#### [WHAT YOU HAVE TO DO]
Looking at the data below, state how many lines contain "リセット". No other words are wanted.

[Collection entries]
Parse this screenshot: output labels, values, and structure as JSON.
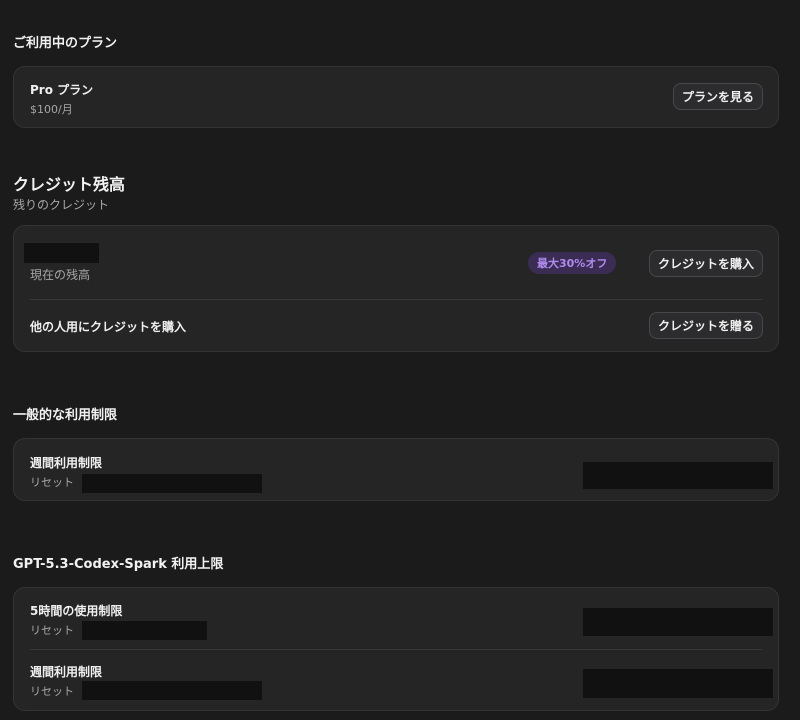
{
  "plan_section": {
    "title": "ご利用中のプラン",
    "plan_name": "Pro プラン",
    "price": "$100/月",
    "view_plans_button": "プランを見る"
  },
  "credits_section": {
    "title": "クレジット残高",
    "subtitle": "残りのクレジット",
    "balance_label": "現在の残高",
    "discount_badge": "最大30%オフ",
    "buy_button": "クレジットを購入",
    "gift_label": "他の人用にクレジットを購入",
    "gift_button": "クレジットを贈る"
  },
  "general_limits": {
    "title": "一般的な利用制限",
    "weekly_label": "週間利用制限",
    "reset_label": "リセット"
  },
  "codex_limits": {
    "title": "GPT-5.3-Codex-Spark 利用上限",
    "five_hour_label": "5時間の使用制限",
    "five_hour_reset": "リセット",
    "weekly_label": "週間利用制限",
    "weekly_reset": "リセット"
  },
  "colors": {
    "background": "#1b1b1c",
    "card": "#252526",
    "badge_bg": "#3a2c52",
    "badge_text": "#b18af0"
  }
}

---

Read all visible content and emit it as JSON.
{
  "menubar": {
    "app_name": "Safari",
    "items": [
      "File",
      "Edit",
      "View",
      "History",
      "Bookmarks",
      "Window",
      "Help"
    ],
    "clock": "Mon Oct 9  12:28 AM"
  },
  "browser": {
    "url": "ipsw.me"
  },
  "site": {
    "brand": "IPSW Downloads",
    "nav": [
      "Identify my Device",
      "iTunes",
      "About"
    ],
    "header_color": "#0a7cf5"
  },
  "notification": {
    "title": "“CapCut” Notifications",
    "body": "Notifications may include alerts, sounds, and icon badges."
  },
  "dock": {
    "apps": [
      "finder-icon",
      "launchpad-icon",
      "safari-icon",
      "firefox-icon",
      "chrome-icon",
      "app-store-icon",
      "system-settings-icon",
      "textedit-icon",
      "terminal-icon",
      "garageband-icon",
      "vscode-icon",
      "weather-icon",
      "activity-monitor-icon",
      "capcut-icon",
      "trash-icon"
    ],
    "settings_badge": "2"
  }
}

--

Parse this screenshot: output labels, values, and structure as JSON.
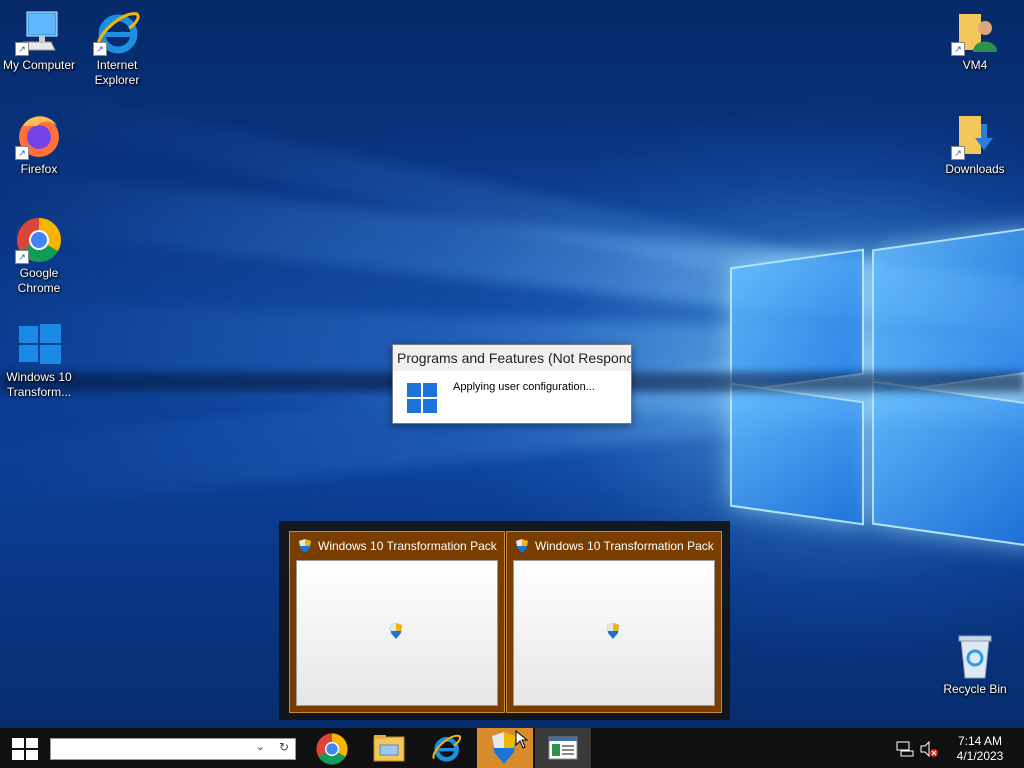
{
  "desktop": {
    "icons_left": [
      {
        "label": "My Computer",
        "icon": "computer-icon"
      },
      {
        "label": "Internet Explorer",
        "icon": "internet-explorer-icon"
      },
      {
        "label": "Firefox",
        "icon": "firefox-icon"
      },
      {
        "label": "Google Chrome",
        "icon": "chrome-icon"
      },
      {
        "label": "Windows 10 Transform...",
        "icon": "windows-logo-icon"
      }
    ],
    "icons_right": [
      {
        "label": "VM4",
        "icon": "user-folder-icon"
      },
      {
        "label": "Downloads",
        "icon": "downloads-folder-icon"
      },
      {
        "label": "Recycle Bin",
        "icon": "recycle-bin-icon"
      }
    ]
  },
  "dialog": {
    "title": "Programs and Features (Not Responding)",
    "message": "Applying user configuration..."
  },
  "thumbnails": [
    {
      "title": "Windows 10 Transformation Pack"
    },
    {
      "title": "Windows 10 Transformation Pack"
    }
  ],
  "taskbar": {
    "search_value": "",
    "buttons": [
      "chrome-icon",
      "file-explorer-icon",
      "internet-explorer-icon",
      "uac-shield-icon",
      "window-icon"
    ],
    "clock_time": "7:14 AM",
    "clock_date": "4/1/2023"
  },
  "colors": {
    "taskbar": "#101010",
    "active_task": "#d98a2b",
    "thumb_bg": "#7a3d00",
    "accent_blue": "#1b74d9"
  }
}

#### [EXERCISE SOLUTION]
3